An editorial for Project Mangement World Today Web Magazine. Published here May 2000.


Musings Index

Communication: The Project Life Blood

Typical project people spend a lot of time planning, organizing, doing and fixing but often pay little heed to communication. As a result, the communication, such as it is, may be inadequate, of poor quality, or unidirectional. In project work there are two essential ingredients: people and the effective exchange of ideas. Without people nothing gets done and without communication nobody knows what to do. After all, the very nature of a project is that it has not been done before.

Communication is like engine oil: it needs to be applied to the machinery or the machinery will not start or, if it does, it will quickly falter and grind to a halt. And the oil, like communication, needs to be continuously recycled and regularly replaced with new oil as the old becomes no longer usable. But what of the quality of the oil? Too little or too thin and it is not effective; too thick or too much and everything just gets gummed up.

It's the same with communication, yet how much attention do we pay to the 'quality' of our project communication? In our new world of virtual teams where some members never get to see each other from one project to the next, accurate exchanges are even more important. This is especially true over the Internet where some 60% of normal person-to-person communication, the non-verbal part, is simply removed. Even in video conferencing, this component is seriously filtered by the medium.

For well over a year now, David Curling's Project Management Forum web site has recognized the importance of communication, and especially the language that we use, by hosting the Wideman Comparative Glossary of Common Project Management Terms. This compendium of terms does not mandate a set of meanings based on a single view point. Rather, it provides from well respected sources various interpretations - each with its own special flavor.

It is understandable that there may be differences of opinion over interpretation of the more esoteric or more recent terms being used in the discipline.

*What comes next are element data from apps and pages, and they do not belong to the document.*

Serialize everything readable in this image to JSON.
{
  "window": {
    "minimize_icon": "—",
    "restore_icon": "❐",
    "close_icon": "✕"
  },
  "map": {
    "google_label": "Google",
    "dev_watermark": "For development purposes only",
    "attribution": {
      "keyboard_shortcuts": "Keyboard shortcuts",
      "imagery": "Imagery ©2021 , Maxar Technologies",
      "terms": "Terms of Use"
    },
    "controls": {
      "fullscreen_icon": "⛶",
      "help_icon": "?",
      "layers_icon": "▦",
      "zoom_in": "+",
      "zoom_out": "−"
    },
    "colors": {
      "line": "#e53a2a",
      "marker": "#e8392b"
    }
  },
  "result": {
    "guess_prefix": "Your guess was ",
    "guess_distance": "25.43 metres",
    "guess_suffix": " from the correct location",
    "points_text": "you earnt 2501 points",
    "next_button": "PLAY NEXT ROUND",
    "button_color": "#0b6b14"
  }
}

Surprisingly, however, that is where there is least argument. It is with the well-established long-term labels where arguments arise. For example, it is generally agreed that a work breakdown structure, one of the most powerful of project management tools, is hierarchical. However, what it consists of, how it should be expressed, and how best it should be used causes much debate. Again, there is much confusion over the term 'scope' and 'scope of work' and whether they are the same or different. But above all, the Glossary describes no less than sixteen different variations of the term 'project' - surely the very foundation of the project management discipline itself?

In the interests of a future project management profession, is it not about time that national organizations set aside their intellectual turf protection to build an internationally acceptable glossary and provide it in the public domain?

Home | Issacons | PM Glossary | Papers & Books | Max's Musings
Guest Articles | Contact Info | Search My Site | Site Map | Top of Page